→ What is expected: Look through the data below, and copy each line that carries the word "icon".

→ Data listing:
*** Begin section ***

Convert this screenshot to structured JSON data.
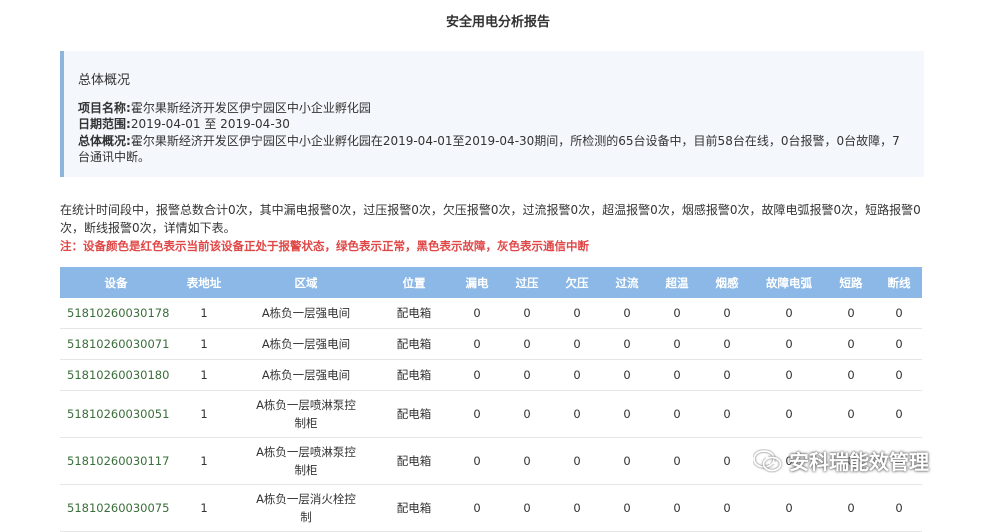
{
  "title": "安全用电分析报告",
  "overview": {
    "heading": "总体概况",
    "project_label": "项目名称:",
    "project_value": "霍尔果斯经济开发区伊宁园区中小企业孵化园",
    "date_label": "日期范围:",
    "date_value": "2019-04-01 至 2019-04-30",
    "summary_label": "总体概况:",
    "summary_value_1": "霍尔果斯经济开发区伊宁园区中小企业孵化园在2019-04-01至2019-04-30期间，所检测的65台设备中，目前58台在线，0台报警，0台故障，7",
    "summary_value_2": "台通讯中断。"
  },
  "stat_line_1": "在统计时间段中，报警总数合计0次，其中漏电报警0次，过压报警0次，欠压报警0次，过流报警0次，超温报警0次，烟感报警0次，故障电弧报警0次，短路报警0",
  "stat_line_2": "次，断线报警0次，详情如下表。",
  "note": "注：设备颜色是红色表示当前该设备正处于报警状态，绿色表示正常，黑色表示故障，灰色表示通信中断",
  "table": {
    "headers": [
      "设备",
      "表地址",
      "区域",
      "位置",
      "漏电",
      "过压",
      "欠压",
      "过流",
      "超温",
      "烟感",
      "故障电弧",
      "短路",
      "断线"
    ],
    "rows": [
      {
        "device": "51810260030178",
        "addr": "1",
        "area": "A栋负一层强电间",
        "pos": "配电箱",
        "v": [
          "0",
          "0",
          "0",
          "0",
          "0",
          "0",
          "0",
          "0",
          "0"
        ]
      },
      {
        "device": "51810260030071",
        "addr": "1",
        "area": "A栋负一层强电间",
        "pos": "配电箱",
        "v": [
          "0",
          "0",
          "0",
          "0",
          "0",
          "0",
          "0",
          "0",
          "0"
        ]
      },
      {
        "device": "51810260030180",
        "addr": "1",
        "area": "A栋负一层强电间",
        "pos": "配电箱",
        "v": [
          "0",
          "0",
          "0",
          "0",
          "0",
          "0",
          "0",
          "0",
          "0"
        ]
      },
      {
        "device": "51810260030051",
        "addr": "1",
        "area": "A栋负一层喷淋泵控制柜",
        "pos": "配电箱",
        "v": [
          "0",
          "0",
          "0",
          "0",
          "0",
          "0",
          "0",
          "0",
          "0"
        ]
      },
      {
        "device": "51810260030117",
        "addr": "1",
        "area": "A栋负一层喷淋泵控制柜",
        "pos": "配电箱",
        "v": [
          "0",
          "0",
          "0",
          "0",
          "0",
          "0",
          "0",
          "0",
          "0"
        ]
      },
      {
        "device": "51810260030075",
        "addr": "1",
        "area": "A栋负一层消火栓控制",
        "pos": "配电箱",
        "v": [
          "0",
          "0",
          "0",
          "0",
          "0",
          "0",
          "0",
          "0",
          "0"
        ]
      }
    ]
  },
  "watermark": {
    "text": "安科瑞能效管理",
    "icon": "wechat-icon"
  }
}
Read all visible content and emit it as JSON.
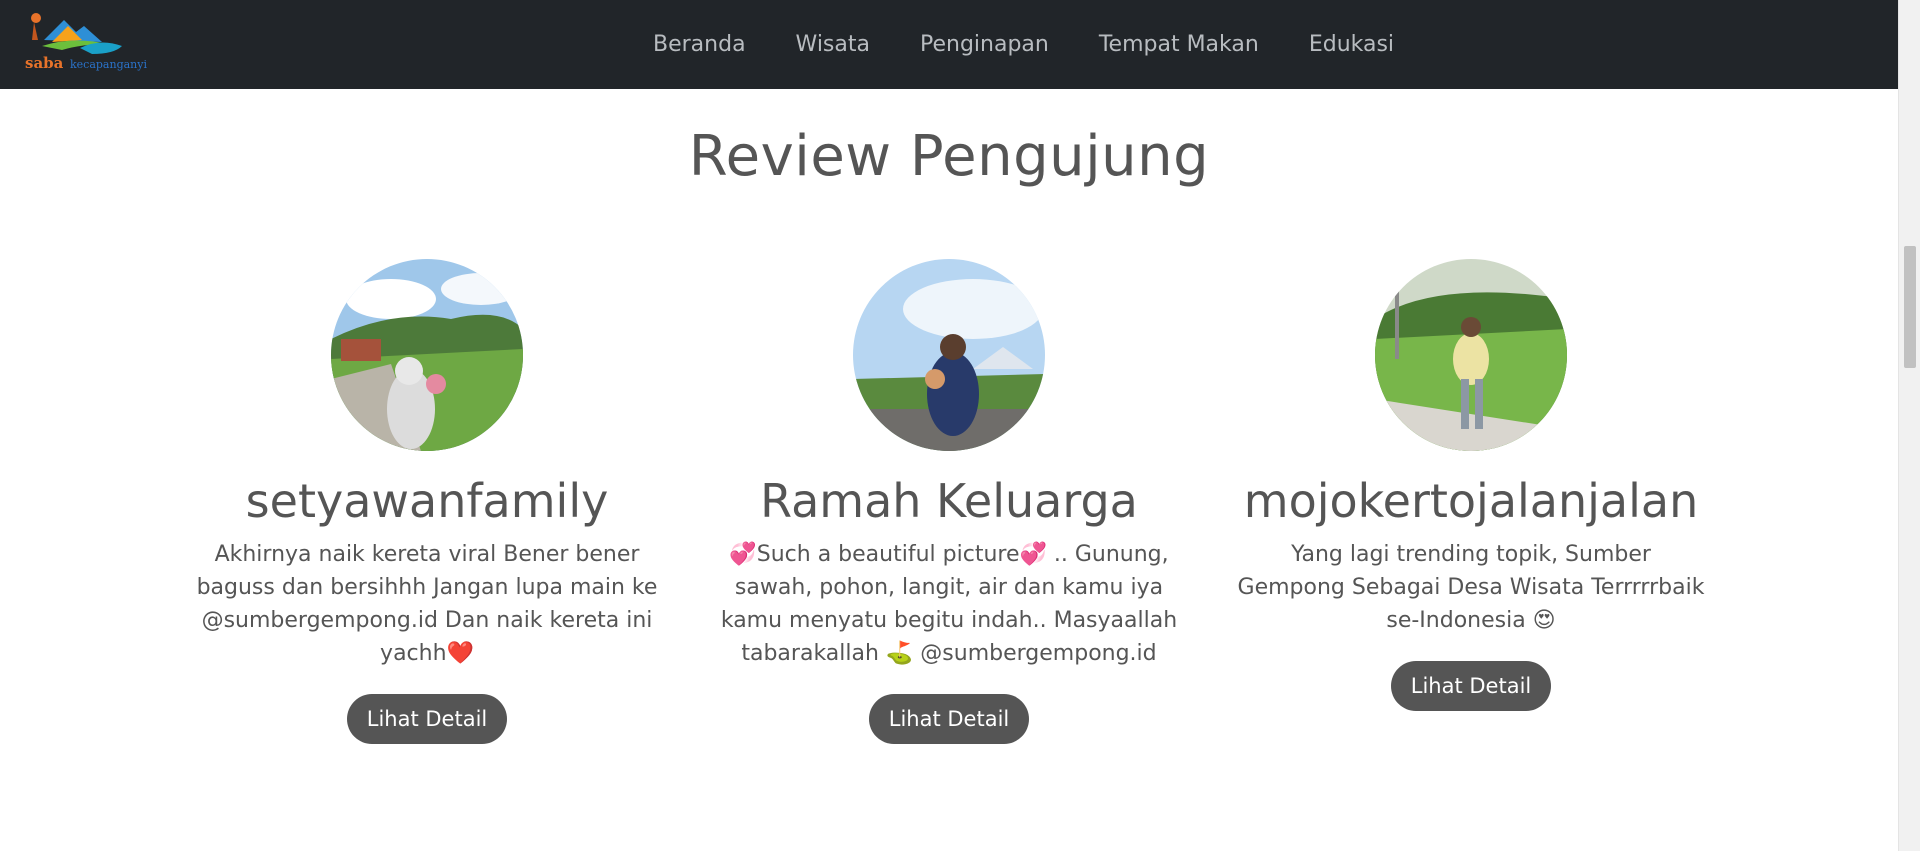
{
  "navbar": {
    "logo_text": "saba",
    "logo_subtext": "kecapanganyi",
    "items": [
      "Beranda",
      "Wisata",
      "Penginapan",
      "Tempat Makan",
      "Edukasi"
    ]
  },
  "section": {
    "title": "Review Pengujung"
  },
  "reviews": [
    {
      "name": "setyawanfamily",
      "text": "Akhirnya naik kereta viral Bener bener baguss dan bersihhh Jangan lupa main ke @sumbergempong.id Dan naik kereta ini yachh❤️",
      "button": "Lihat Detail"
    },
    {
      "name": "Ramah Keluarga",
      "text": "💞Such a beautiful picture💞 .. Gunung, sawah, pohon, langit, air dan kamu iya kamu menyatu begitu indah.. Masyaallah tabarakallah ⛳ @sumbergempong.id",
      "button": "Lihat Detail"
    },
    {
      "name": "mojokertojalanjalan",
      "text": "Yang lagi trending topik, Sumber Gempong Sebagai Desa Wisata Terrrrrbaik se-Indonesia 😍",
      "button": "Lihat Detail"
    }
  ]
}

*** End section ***
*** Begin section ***

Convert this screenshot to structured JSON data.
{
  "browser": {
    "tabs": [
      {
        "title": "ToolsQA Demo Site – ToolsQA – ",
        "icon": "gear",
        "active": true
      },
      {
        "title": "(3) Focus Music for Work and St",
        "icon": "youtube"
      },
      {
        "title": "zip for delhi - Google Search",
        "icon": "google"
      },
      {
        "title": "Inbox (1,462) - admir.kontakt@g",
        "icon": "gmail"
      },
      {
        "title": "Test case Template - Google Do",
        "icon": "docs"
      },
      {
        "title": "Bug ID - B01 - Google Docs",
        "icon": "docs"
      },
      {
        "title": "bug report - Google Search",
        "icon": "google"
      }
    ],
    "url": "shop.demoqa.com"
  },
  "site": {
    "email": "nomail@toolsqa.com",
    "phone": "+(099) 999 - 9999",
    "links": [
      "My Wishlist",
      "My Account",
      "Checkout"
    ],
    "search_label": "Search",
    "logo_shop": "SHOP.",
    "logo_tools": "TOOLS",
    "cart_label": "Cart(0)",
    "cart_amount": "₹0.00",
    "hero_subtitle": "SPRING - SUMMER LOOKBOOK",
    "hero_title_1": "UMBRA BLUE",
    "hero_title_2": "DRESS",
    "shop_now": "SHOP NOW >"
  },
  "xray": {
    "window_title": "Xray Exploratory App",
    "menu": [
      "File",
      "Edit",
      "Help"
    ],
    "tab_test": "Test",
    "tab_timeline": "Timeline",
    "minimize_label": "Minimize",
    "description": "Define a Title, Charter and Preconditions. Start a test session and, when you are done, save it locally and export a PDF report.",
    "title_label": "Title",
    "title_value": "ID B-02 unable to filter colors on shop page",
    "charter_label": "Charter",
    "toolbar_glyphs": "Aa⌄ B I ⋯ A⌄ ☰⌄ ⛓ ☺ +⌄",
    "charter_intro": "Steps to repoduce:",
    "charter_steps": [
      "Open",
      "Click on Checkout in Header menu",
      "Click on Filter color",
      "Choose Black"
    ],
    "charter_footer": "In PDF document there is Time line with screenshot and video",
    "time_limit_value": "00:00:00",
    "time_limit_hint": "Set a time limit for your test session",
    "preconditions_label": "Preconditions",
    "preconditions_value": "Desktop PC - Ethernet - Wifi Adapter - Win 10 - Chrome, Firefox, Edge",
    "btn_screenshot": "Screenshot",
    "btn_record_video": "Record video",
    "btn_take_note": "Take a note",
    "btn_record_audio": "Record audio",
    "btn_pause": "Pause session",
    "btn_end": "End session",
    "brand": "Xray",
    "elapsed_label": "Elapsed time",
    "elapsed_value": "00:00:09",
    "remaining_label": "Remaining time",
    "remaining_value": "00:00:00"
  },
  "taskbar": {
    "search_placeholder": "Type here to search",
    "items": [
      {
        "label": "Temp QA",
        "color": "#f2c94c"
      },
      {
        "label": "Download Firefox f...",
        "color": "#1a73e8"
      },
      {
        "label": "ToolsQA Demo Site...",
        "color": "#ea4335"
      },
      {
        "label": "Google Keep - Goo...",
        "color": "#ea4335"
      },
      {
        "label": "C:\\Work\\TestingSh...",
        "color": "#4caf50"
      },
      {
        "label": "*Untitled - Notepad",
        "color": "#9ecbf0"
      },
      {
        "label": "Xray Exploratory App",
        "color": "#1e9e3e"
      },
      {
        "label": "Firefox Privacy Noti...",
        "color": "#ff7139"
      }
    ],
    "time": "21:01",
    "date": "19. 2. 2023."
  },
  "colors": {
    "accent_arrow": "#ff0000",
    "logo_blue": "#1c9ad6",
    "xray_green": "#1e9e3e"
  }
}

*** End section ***
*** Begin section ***

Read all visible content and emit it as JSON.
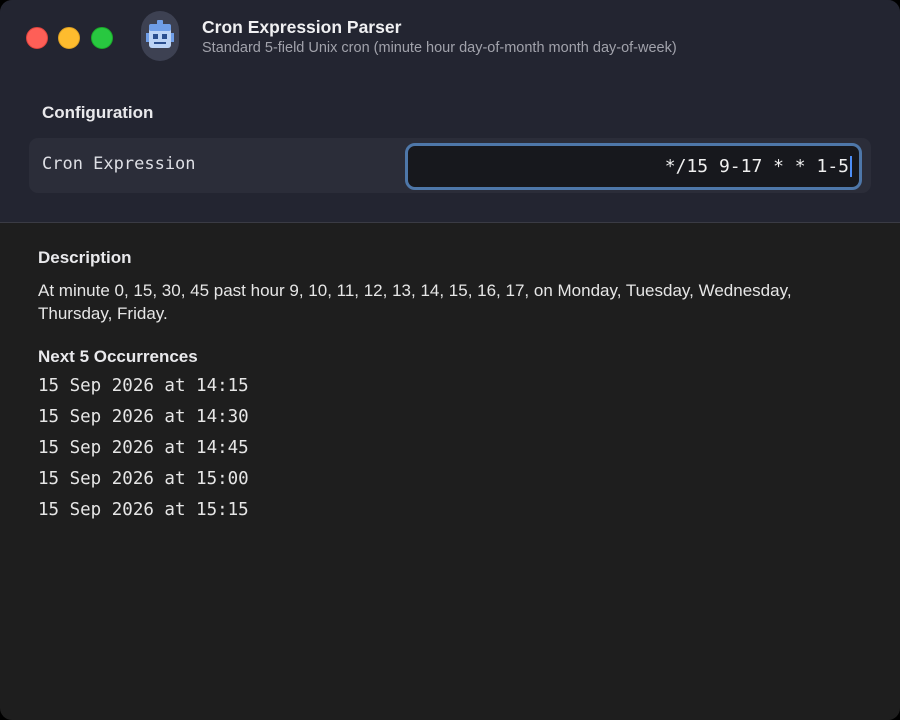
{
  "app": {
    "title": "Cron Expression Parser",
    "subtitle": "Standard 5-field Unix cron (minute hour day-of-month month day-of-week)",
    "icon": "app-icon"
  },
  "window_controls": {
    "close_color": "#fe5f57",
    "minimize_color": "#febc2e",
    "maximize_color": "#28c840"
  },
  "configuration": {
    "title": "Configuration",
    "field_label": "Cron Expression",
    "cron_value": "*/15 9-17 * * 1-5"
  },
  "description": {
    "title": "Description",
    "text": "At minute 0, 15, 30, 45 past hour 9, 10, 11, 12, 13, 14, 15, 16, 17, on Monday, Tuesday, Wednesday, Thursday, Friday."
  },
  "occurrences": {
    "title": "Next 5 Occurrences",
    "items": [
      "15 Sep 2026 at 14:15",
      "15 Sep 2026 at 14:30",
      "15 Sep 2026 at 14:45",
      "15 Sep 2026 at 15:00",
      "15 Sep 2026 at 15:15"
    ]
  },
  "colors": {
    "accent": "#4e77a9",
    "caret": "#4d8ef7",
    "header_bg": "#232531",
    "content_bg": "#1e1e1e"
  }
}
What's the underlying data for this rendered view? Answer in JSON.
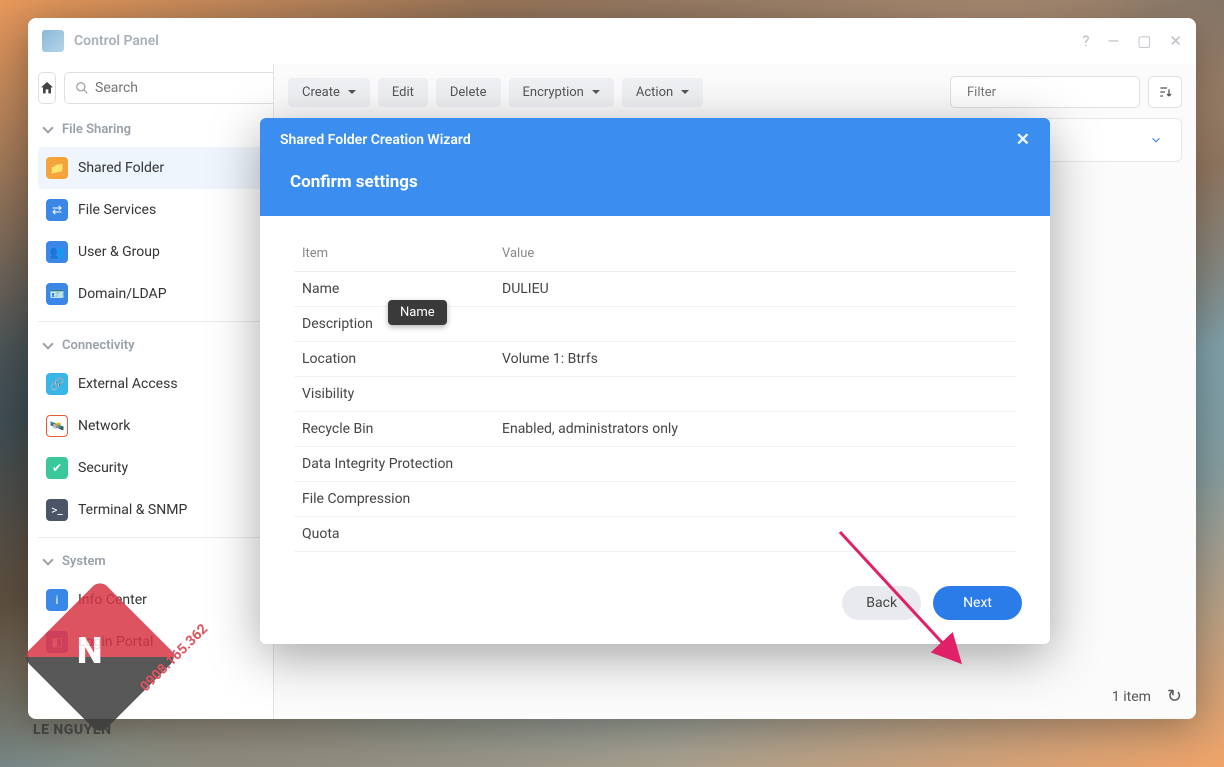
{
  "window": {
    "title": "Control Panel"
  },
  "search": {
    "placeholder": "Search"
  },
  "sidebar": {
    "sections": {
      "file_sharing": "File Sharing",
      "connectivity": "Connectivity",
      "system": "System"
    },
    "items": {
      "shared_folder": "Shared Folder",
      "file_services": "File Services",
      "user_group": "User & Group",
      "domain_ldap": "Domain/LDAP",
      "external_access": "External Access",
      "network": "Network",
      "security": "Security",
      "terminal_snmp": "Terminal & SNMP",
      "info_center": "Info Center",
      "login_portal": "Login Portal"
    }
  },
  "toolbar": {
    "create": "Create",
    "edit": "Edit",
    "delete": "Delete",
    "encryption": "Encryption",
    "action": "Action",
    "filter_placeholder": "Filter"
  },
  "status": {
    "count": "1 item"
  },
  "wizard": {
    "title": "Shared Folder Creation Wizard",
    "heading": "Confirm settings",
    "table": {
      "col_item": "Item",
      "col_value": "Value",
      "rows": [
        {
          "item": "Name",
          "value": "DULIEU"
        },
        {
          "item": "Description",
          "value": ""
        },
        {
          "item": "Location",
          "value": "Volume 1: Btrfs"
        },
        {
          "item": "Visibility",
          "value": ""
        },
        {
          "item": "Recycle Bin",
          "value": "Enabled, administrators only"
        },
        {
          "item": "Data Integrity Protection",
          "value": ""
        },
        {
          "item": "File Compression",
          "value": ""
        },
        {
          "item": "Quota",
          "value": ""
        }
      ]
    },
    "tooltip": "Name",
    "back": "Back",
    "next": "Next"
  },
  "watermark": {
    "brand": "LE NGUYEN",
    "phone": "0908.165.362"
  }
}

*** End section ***

→ Written response:
    "icon": "wechat-icon"
        "icon": "gear",
        "icon": "youtube"
        "icon": "google"
        "icon": "gmail"
        "icon": "docs"
        "icon": "docs"
        "icon": "google"
    "icon": "app-icon"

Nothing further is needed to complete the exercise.